cDNA libraries were sequenced on an Illumina sequencing platform (GAII) using a 75 bp or 100 bp paired-end approach. Integrated high-quality paired-end Illumina reads (>Q20) were assembled using the de novo assembler Velvet and Oases [39]. After all adaptor sequences, empty reads and low quality sequences were removed from the raw reads, the resultant contigs were built into uni-scaffolds based on paired-end information using TGI Clustering (TGICL) tools [40].

SSR detection and development of primer pairs

To detect SSR markers, 42,566 uni-transcript sequences containing 2-6 repeat motifs were screened using SSRIT [41], and mono-nucleotide SSRs were identified using its EditPlus function. The SSR motif detection criterion was a minimum length of either 15 or 18 bases. Primers for the ≥18 bp genic-SSRs in microsatellite sequences were designed with Primer3 [42], based on the following core criteria: a G/C content between 40% and 70%, an annealing temperature between 54°C and 63°C, a minimum product length of 100 bp, and a primer length of 18–24 nucleotides. All candidate SSR primer pairs were synthesized by BGI (Shenzhen, China). Functional analysis of the transcriptome sequences was carried out with blastn and blastx (NCBI).

DNA extraction, PCR amplification and electrophoresis

To validate the SSR markers, genomic DNA was extracted from 25 accessions as described by Paterson et al. [43]. DNA amplification was performed in a 10 μL reaction mixture containing 1 × Buffer, 2.0 mmol/L MgCl2, 0.1 mmol/L dNTPs, 1 μmol/L of each primer, 0.5 U Taq polymerase, and 80 ng template DNA. SSR-PCR amplification was performed on a PTC-225 machine (MJ Research, MA, USA) using the following profile: 1 cycle of 3 min at 94°C, 31 cycles of 1 min at 94°C, 50 s at 56–63°C, 1 min at 72°C and a final cycle of 6 min at 72°C. Amplicon electrophoresis was performed as described by Zhang et al. [44].

SSR genetic similarity analysis and mapping

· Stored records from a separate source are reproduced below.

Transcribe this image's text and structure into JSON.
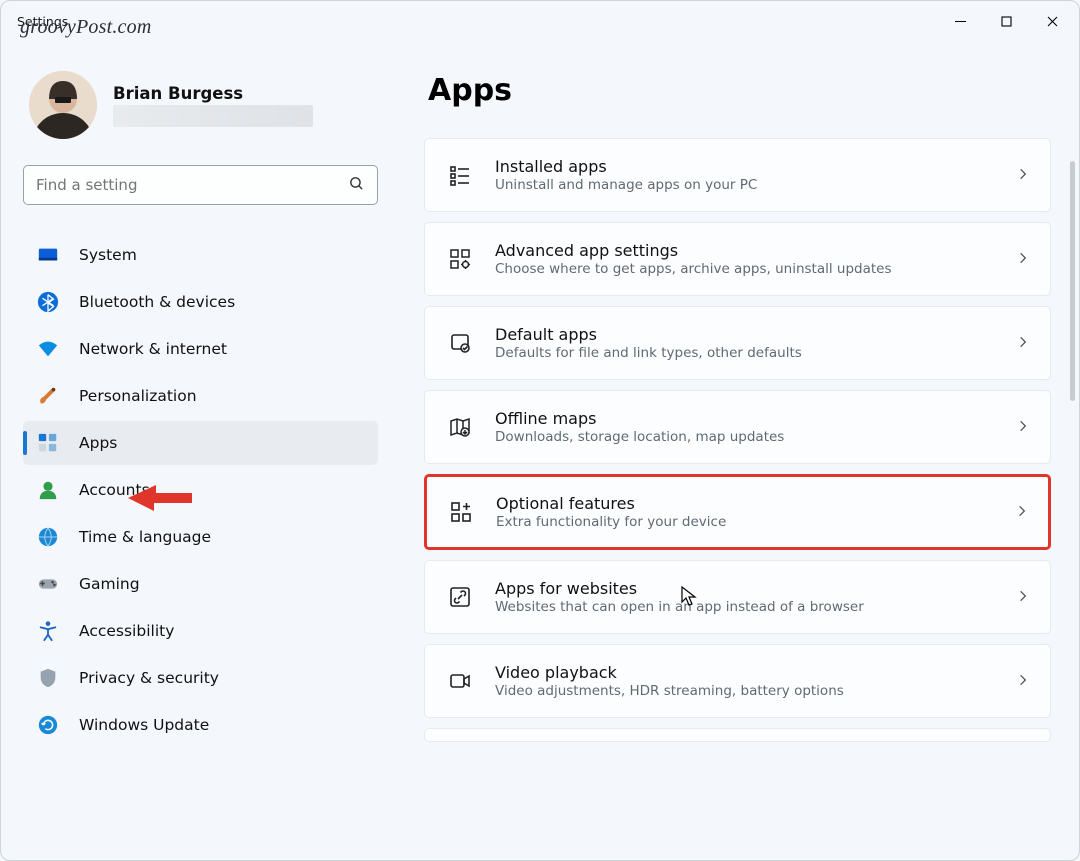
{
  "watermark": "groovyPost.com",
  "window": {
    "title": "Settings"
  },
  "profile": {
    "name": "Brian Burgess"
  },
  "search": {
    "placeholder": "Find a setting"
  },
  "sidebar": {
    "items": [
      {
        "label": "System",
        "icon": "system-icon"
      },
      {
        "label": "Bluetooth & devices",
        "icon": "bluetooth-icon"
      },
      {
        "label": "Network & internet",
        "icon": "wifi-icon"
      },
      {
        "label": "Personalization",
        "icon": "brush-icon"
      },
      {
        "label": "Apps",
        "icon": "apps-icon",
        "active": true
      },
      {
        "label": "Accounts",
        "icon": "person-icon"
      },
      {
        "label": "Time & language",
        "icon": "globe-icon"
      },
      {
        "label": "Gaming",
        "icon": "gamepad-icon"
      },
      {
        "label": "Accessibility",
        "icon": "accessibility-icon"
      },
      {
        "label": "Privacy & security",
        "icon": "shield-icon"
      },
      {
        "label": "Windows Update",
        "icon": "update-icon"
      }
    ]
  },
  "page": {
    "title": "Apps"
  },
  "cards": [
    {
      "title": "Installed apps",
      "sub": "Uninstall and manage apps on your PC",
      "icon": "list-icon"
    },
    {
      "title": "Advanced app settings",
      "sub": "Choose where to get apps, archive apps, uninstall updates",
      "icon": "grid-gear-icon"
    },
    {
      "title": "Default apps",
      "sub": "Defaults for file and link types, other defaults",
      "icon": "default-icon"
    },
    {
      "title": "Offline maps",
      "sub": "Downloads, storage location, map updates",
      "icon": "map-icon"
    },
    {
      "title": "Optional features",
      "sub": "Extra functionality for your device",
      "icon": "grid-plus-icon",
      "hl": true
    },
    {
      "title": "Apps for websites",
      "sub": "Websites that can open in an app instead of a browser",
      "icon": "link-icon"
    },
    {
      "title": "Video playback",
      "sub": "Video adjustments, HDR streaming, battery options",
      "icon": "video-icon"
    }
  ]
}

To estimate the allelic variation of SSRs in the 25 accessions, the polymorphism information content (PIC) of each SSR primer was calculated as following: PIC = 1- i = 1 n Pi2, where Pi is the frequency of the ith allele for a given SSR marker, and n is the total number of alleles detected for that SSR marker [45]. Coefficients of genetic similarity for the 24 cultivated accessions used in this study were calculated using the SIMQUAL program of NTSYS-pc Version 2.10 [46]. A neighbor-joining dendrogram was constructed based on the genetic similarity matrix with the SHAN clustering program [33, 47] of NTSYS-pc using the UPGMA algorithm. We used 18 of our new polymorphic markers to screen the 96 F2 segregation population, 14 of which were integrated into the first sesame genetic linkage map using JoinMap ver. 3.0 program [48].